→ Required action: Without any change, set down every record below.

→ Exercise material:
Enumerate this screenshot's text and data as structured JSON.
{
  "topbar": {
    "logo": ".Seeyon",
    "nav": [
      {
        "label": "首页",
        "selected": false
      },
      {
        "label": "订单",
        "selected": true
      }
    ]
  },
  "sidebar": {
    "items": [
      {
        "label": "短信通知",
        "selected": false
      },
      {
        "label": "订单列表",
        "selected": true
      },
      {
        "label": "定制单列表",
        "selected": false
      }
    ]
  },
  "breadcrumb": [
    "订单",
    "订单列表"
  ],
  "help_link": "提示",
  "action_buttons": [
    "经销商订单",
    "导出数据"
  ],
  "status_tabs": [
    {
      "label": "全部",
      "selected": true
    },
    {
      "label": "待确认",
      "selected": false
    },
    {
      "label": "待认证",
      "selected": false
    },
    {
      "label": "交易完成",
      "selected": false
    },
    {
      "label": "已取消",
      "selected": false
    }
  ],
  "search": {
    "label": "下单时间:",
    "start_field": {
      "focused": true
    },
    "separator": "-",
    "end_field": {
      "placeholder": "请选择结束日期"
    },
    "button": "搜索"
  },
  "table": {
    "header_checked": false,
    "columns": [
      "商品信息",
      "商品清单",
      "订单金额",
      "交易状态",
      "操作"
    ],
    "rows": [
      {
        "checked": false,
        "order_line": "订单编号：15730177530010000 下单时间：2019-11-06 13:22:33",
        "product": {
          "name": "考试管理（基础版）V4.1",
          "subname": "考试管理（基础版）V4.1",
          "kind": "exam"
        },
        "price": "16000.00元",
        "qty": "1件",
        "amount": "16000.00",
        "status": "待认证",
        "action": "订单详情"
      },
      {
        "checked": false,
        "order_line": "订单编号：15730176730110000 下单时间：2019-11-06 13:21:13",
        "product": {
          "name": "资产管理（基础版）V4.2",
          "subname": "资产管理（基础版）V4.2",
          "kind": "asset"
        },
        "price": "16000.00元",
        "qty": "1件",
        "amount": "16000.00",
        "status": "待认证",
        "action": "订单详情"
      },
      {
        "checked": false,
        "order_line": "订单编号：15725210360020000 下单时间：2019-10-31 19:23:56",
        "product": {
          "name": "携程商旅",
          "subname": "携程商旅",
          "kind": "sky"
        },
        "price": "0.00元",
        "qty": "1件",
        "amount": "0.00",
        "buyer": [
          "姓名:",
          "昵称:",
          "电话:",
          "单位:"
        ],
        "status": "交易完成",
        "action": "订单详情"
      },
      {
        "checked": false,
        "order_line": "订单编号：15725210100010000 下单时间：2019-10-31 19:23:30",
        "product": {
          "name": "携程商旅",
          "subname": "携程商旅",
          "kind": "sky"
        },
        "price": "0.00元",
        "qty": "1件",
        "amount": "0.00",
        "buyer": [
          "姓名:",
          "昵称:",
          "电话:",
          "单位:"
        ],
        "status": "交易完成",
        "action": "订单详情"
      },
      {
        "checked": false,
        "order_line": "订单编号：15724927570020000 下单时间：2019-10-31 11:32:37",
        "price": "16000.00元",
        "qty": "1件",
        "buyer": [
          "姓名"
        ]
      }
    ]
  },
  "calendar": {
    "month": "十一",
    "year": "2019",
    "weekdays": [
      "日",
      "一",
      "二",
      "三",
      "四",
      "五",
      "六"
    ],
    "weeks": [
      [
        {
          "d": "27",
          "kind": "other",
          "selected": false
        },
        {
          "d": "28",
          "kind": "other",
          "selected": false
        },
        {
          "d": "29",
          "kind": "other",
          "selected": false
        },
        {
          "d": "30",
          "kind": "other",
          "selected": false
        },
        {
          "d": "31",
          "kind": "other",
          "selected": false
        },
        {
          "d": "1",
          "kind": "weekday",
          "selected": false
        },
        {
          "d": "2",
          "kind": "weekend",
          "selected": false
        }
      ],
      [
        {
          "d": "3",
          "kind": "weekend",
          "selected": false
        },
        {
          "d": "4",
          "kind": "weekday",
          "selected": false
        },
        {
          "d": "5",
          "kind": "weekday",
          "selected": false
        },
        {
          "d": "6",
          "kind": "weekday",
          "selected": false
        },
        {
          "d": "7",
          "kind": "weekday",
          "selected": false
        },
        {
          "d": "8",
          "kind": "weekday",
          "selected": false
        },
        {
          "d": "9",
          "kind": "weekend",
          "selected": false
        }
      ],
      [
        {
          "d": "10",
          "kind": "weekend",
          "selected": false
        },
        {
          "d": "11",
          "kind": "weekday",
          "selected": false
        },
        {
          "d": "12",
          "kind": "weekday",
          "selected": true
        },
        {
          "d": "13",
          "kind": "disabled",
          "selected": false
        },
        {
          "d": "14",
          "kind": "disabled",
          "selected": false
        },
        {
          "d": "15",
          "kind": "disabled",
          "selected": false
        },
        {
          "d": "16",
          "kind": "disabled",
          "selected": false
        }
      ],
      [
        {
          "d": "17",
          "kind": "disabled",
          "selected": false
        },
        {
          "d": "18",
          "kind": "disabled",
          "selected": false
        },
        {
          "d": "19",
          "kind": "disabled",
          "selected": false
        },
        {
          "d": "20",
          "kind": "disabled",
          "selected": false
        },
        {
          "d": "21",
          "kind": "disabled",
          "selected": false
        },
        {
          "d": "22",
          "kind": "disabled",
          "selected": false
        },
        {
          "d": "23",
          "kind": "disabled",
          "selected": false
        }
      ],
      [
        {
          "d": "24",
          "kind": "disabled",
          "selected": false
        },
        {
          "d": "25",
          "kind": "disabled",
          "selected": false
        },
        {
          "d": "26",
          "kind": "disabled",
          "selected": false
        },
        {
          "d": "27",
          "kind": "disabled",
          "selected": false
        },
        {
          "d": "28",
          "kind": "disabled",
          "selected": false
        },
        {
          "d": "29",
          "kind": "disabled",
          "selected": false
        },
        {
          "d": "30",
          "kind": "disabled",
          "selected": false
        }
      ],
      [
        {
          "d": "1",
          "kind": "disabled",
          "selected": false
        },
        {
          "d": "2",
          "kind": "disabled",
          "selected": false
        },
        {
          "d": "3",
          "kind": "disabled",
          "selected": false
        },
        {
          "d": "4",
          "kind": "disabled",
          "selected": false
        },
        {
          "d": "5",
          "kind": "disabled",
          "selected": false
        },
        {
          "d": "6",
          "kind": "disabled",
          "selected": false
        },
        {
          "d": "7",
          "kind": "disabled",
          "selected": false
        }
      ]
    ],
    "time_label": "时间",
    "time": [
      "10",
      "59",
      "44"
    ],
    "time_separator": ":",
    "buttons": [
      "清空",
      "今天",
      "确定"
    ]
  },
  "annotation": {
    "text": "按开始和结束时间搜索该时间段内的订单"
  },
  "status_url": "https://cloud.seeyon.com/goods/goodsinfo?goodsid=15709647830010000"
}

→ Answer to this exercise:
Enumerate this screenshot's text and data as structured JSON.
{
  "topbar": {
    "logo": ".Seeyon",
    "nav": [
      {
        "label": "首页",
        "selected": false
      },
      {
        "label": "订单",
        "selected": true
      }
    ]
  },
  "sidebar": {
    "items": [
      {
        "label": "短信通知",
        "selected": false
      },
      {
        "label": "订单列表",
        "selected": true
      },
      {
        "label": "定制单列表",
        "selected": false
      }
    ]
  },
  "breadcrumb": [
    "订单",
    "订单列表"
  ],
  "help_link": "提示",
  "action_buttons": [
    "经销商订单",
    "导出数据"
  ],
  "status_tabs": [
    {
      "label": "全部",
      "selected": true
    },
    {
      "label": "待确认",
      "selected": false
    },
    {
      "label": "待认证",
      "selected": false
    },
    {
      "label": "交易完成",
      "selected": false
    },
    {
      "label": "已取消",
      "selected": false
    }
  ],
  "search": {
    "label": "下单时间:",
    "start_field": {
      "focused": true
    },
    "separator": "-",
    "end_field": {
      "placeholder": "请选择结束日期"
    },
    "button": "搜索"
  },
  "table": {
    "header_checked": false,
    "columns": [
      "商品信息",
      "商品清单",
      "订单金额",
      "交易状态",
      "操作"
    ],
    "rows": [
      {
        "checked": false,
        "order_line": "订单编号：15730177530010000 下单时间：2019-11-06 13:22:33",
        "product": {
          "name": "考试管理（基础版）V4.1",
          "subname": "考试管理（基础版）V4.1",
          "kind": "exam"
        },
        "price": "16000.00元",
        "qty": "1件",
        "amount": "16000.00",
        "status": "待认证",
        "action": "订单详情"
      },
      {
        "checked": false,
        "order_line": "订单编号：15730176730110000 下单时间：2019-11-06 13:21:13",
        "product": {
          "name": "资产管理（基础版）V4.2",
          "subname": "资产管理（基础版）V4.2",
          "kind": "asset"
        },
        "price": "16000.00元",
        "qty": "1件",
        "amount": "16000.00",
        "status": "待认证",
        "action": "订单详情"
      },
      {
        "checked": false,
        "order_line": "订单编号：15725210360020000 下单时间：2019-10-31 19:23:56",
        "product": {
          "name": "携程商旅",
          "subname": "携程商旅",
          "kind": "sky"
        },
        "price": "0.00元",
        "qty": "1件",
        "amount": "0.00",
        "buyer": [
          "姓名:",
          "昵称:",
          "电话:",
          "单位:"
        ],
        "status": "交易完成",
        "action": "订单详情"
      },
      {
        "checked": false,
        "order_line": "订单编号：15725210100010000 下单时间：2019-10-31 19:23:30",
        "product": {
          "name": "携程商旅",
          "subname": "携程商旅",
          "kind": "sky"
        },
        "price": "0.00元",
        "qty": "1件",
        "amount": "0.00",
        "buyer": [
          "姓名:",
          "昵称:",
          "电话:",
          "单位:"
        ],
        "status": "交易完成",
        "action": "订单详情"
      },
      {
        "checked": false,
        "order_line": "订单编号：15724927570020000 下单时间：2019-10-31 11:32:37",
        "price": "16000.00元",
        "qty": "1件",
        "buyer": [
          "姓名"
        ]
      }
    ]
  },
  "calendar": {
    "month": "十一",
    "year": "2019",
    "weekdays": [
      "日",
      "一",
      "二",
      "三",
      "四",
      "五",
      "六"
    ],
    "weeks": [
      [
        {
          "d": "27",
          "kind": "other",
          "selected": false
        },
        {
          "d": "28",
          "kind": "other",
          "selected": false
        },
        {
          "d": "29",
          "kind": "other",
          "selected": false
        },
        {
          "d": "30",
          "kind": "other",
          "selected": false
        },
        {
          "d": "31",
          "kind": "other",
          "selected": false
        },
        {
          "d": "1",
          "kind": "weekday",
          "selected": false
        },
        {
          "d": "2",
          "kind": "weekend",
          "selected": false
        }
      ],
      [
        {
          "d": "3",
          "kind": "weekend",
          "selected": false
        },
        {
          "d": "4",
          "kind": "weekday",
          "selected": false
        },
        {
          "d": "5",
          "kind": "weekday",
          "selected": false
        },
        {
          "d": "6",
          "kind": "weekday",
          "selected": false
        },
        {
          "d": "7",
          "kind": "weekday",
          "selected": false
        },
        {
          "d": "8",
          "kind": "weekday",
          "selected": false
        },
        {
          "d": "9",
          "kind": "weekend",
          "selected": false
        }
      ],
      [
        {
          "d": "10",
          "kind": "weekend",
          "selected": false
        },
        {
          "d": "11",
          "kind": "weekday",
          "selected": false
        },
        {
          "d": "12",
          "kind": "weekday",
          "selected": true
        },
        {
          "d": "13",
          "kind": "disabled",
          "selected": false
        },
        {
          "d": "14",
          "kind": "disabled",
          "selected": false
        },
        {
          "d": "15",
          "kind": "disabled",
          "selected": false
        },
        {
          "d": "16",
          "kind": "disabled",
          "selected": false
        }
      ],
      [
        {
          "d": "17",
          "kind": "disabled",
          "selected": false
        },
        {
          "d": "18",
          "kind": "disabled",
          "selected": false
        },
        {
          "d": "19",
          "kind": "disabled",
          "selected": false
        },
        {
          "d": "20",
          "kind": "disabled",
          "selected": false
        },
        {
          "d": "21",
          "kind": "disabled",
          "selected": false
        },
        {
          "d": "22",
          "kind": "disabled",
          "selected": false
        },
        {
          "d": "23",
          "kind": "disabled",
          "selected": false
        }
      ],
      [
        {
          "d": "24",
          "kind": "disabled",
          "selected": false
        },
        {
          "d": "25",
          "kind": "disabled",
          "selected": false
        },
        {
          "d": "26",
          "kind": "disabled",
          "selected": false
        },
        {
          "d": "27",
          "kind": "disabled",
          "selected": false
        },
        {
          "d": "28",
          "kind": "disabled",
          "selected": false
        },
        {
          "d": "29",
          "kind": "disabled",
          "selected": false
        },
        {
          "d": "30",
          "kind": "disabled",
          "selected": false
        }
      ],
      [
        {
          "d": "1",
          "kind": "disabled",
          "selected": false
        },
        {
          "d": "2",
          "kind": "disabled",
          "selected": false
        },
        {
          "d": "3",
          "kind": "disabled",
          "selected": false
        },
        {
          "d": "4",
          "kind": "disabled",
          "selected": false
        },
        {
          "d": "5",
          "kind": "disabled",
          "selected": false
        },
        {
          "d": "6",
          "kind": "disabled",
          "selected": false
        },
        {
          "d": "7",
          "kind": "disabled",
          "selected": false
        }
      ]
    ],
    "time_label": "时间",
    "time": [
      "10",
      "59",
      "44"
    ],
    "time_separator": ":",
    "buttons": [
      "清空",
      "今天",
      "确定"
    ]
  },
  "annotation": {
    "text": "按开始和结束时间搜索该时间段内的订单"
  },
  "status_url": "https://cloud.seeyon.com/goods/goodsinfo?goodsid=15709647830010000"
}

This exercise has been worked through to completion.